Meanwhile, the US $450 he paid Copa for the flight initially scheduled for August, became a thousand. That’s the current cost of the Los Angeles – Panama – San Jose trip. Panama is the hub of that airline company, and an obligatory point of transfer. Edgard’s expenses didn’t stop there. He still has to pay for the trip overland from San Jose to Managua.
Tourism companies closed
Not only individual citizens have been affected by fallout from the SARS-CoV-2 pandemic. The Nicaraguan tourist companies are also hurting from the lack of clients. There are no longer visitors needing food, lodging, transportation and all the other services associated with tourism.

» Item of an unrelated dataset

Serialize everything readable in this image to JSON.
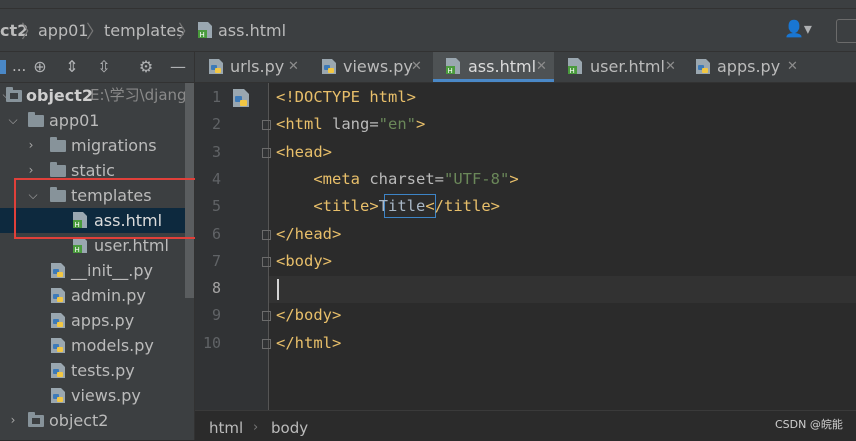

Adan Gaitan is the owner and director of the travel agency and tourist services company Munditur Tours. Jose Solorzano, is the franchise owner of the Holiday Inn – Convention Center in Managua. Both these businessmen are struggling to stay afloat, while watching their clientele disappear. They hang on to hopes that things will – perhaps – improve in 2021.
Solorzano says he no longer has any hopes of seeing some recuperation, even slight, in what’s left of the year. “I don’t believe there’ll be any changes from now until January,” he reasons. “Europe has shut down again, Meanwhile, the US remains locked in its electoral process aftermath, while seeking a way to contain a second COVID wave.”
Not expecting American Airlines
“American Airlines already announced they’re not coming,” the hotel owner notes. In view of this, he concludes: “This year has already been lost. There aren’t any more hopes of seeing some recovery in November and December, the best months. After that come January, February, and March, the worst months for us. God help us.” American Airlines had previously announced a December 2nd return to Managua. However, this remains unconfirmed, nor are there any further signs of this from the company.
In contrast, Solorzano observes that Panama has already opened their air borders. Authorities decided to test people right at the airport, charging fifty dollars for the test. The passenger who is healthy can enter. Those who test positive must turn around. Or, they can pay the cost of quarantining in a special hotel that’s been outfitted with biosecurity measures. That measure not only helps maintain the country’s airline connectivity, but also supports the recovery of the hotel industry.
Such a scheme would have been useful for Gaitan of Munditur. Instead, he’s seen his reservations cancelled, one after the other. The cancellations have come from tourists who come regularly, year after year. There’s the Best Western franchise owner who comes with his friends to stay in Las Mercedes or Montelimar. But there’s also a group of mountaineers who come for several days to fish.
Trouble at the airport when trying to come to Nicaragua
One of them did decide to come to Nicaragua, Gaitan comments. However, there were “a ton of requirements to get on the airplane. We agree that safety measures should be practiced. But they need to find a way to make these more flexible, so that the passengers don’t feel uncomfortable.”
Avianca has reported that many passengers with tickets are rejected at the gate. They lose their flights for not having all the paperwork required by the Ortega government in Nicaragua.